[The data — start]

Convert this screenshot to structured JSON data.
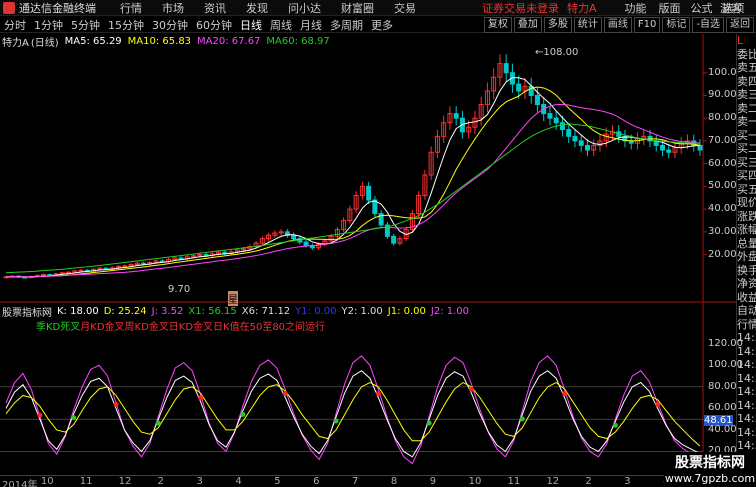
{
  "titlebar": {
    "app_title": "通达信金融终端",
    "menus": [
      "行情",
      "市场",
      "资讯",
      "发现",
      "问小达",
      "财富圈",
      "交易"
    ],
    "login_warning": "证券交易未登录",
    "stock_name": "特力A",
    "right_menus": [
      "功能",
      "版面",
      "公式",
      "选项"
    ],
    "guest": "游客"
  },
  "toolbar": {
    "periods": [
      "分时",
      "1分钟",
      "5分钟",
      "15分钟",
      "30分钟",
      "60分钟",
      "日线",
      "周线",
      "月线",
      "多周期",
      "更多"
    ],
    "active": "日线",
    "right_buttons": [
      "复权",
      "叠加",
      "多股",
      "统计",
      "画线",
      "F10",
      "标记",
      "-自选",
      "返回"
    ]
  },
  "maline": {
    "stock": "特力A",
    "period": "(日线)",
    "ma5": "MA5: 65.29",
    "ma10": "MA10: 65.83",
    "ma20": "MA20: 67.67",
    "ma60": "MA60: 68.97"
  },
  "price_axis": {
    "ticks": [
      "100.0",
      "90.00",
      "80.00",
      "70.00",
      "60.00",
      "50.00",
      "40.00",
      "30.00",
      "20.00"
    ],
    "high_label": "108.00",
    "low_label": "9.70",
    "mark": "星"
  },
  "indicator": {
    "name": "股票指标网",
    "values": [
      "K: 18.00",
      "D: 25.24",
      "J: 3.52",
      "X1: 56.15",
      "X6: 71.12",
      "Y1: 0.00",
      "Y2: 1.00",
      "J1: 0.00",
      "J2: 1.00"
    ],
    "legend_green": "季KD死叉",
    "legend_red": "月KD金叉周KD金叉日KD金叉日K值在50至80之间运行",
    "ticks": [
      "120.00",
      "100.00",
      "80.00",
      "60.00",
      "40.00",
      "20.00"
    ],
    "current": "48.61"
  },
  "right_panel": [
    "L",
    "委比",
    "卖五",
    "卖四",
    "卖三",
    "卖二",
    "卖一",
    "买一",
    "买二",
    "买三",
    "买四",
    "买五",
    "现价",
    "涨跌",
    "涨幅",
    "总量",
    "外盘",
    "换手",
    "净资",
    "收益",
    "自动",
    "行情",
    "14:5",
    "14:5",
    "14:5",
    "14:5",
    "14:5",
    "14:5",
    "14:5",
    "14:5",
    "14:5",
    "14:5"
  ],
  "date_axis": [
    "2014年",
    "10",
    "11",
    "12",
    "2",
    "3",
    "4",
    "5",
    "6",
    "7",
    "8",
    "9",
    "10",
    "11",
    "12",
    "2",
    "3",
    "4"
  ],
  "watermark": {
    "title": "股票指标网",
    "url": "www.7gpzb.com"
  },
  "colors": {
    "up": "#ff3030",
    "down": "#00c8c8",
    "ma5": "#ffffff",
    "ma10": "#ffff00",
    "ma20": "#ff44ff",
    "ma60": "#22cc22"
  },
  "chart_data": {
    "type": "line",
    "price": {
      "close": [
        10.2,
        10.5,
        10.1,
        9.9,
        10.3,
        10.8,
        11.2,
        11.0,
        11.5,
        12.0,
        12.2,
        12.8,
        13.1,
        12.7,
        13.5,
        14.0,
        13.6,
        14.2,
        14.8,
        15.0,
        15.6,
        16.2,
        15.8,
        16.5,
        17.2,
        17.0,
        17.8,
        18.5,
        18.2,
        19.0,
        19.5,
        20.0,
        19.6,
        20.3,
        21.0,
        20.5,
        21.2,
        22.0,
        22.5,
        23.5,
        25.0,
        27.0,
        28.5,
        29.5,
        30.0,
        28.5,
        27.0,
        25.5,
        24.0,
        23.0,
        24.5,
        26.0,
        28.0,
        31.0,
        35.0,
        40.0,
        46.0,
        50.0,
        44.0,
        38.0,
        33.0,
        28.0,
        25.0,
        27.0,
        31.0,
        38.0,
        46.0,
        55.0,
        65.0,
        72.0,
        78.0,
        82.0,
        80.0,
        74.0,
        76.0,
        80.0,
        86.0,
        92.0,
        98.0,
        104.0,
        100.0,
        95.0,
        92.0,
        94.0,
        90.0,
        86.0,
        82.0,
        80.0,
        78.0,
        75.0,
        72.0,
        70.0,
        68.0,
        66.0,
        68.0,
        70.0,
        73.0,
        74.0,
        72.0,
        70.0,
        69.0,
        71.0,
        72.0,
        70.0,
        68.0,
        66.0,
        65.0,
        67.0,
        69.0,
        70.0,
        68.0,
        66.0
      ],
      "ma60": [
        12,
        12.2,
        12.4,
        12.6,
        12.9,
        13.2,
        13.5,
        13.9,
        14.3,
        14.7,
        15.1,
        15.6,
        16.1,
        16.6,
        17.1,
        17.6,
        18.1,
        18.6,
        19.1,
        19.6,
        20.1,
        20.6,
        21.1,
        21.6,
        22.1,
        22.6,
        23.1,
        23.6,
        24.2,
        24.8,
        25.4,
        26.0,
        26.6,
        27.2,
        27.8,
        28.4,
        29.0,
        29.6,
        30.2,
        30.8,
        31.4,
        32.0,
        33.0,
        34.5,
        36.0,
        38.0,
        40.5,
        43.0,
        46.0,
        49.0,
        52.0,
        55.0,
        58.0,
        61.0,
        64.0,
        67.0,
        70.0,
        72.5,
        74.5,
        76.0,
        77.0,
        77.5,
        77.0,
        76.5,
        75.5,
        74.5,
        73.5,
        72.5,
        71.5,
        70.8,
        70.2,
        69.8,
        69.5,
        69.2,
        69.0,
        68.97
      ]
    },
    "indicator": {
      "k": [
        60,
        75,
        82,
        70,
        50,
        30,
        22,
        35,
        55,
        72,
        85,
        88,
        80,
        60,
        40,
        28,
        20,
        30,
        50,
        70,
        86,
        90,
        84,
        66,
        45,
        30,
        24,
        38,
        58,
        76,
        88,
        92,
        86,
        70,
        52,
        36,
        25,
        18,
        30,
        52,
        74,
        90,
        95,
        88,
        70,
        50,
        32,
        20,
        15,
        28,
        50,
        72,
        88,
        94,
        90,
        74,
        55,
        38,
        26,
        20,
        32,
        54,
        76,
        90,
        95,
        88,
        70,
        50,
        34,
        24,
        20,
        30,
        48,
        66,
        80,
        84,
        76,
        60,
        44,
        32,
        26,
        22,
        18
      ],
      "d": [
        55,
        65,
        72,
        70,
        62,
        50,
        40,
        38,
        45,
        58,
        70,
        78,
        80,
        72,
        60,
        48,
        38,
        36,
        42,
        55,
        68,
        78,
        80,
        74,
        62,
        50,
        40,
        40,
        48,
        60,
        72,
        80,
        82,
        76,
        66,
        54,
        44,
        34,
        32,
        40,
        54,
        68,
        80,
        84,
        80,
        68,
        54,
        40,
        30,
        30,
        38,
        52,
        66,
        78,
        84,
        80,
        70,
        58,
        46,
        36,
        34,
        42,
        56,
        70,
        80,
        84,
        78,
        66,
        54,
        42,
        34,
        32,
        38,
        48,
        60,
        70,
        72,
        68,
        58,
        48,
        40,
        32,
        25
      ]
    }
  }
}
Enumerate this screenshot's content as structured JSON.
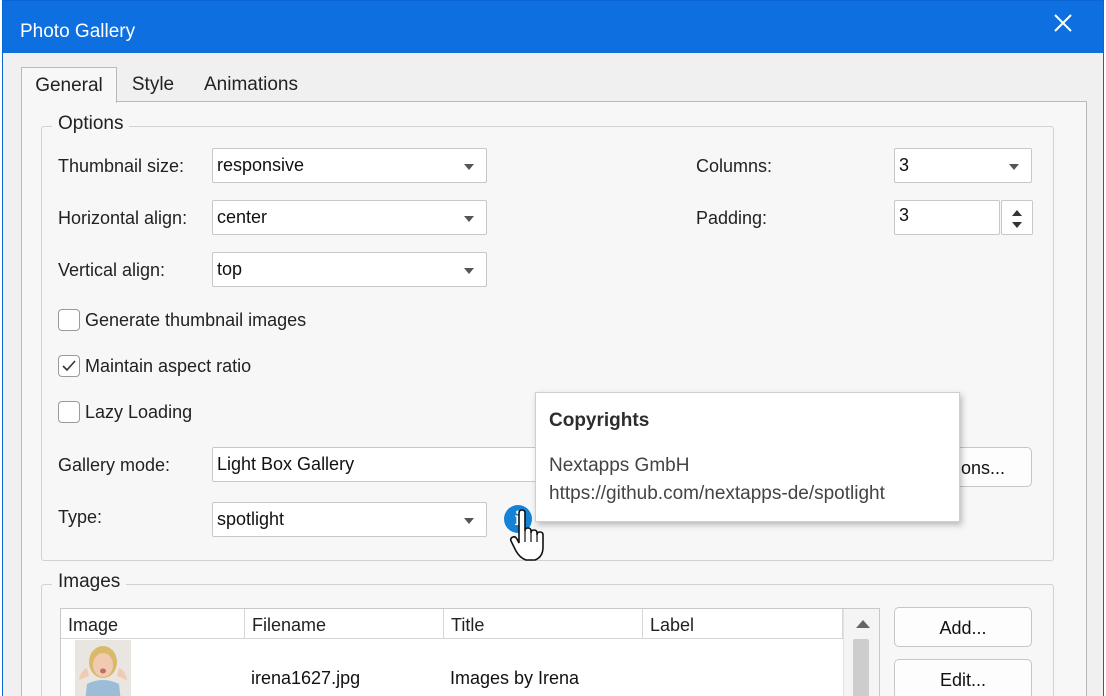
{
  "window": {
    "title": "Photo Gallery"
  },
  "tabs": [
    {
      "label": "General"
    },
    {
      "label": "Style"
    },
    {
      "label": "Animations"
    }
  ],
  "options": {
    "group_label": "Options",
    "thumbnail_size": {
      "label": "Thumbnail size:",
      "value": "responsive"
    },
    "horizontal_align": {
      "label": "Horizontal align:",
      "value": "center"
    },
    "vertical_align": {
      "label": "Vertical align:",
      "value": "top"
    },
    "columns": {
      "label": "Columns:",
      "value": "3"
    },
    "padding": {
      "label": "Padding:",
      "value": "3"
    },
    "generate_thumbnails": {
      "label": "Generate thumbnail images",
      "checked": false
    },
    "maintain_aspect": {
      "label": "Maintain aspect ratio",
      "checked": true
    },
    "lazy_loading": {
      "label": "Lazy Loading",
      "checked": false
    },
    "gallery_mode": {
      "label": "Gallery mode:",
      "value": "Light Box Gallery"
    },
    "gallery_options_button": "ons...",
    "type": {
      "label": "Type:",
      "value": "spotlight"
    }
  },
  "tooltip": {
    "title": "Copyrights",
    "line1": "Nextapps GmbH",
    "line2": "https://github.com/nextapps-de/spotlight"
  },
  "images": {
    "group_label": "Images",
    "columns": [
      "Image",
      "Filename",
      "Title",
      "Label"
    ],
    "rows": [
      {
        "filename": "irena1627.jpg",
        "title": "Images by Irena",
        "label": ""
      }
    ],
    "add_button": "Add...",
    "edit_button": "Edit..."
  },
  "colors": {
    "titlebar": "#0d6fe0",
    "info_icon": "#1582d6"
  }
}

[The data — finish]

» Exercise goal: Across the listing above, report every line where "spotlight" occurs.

» Written response:
      "value": "spotlight"
    "line2": "https://github.com/nextapps-de/spotlight"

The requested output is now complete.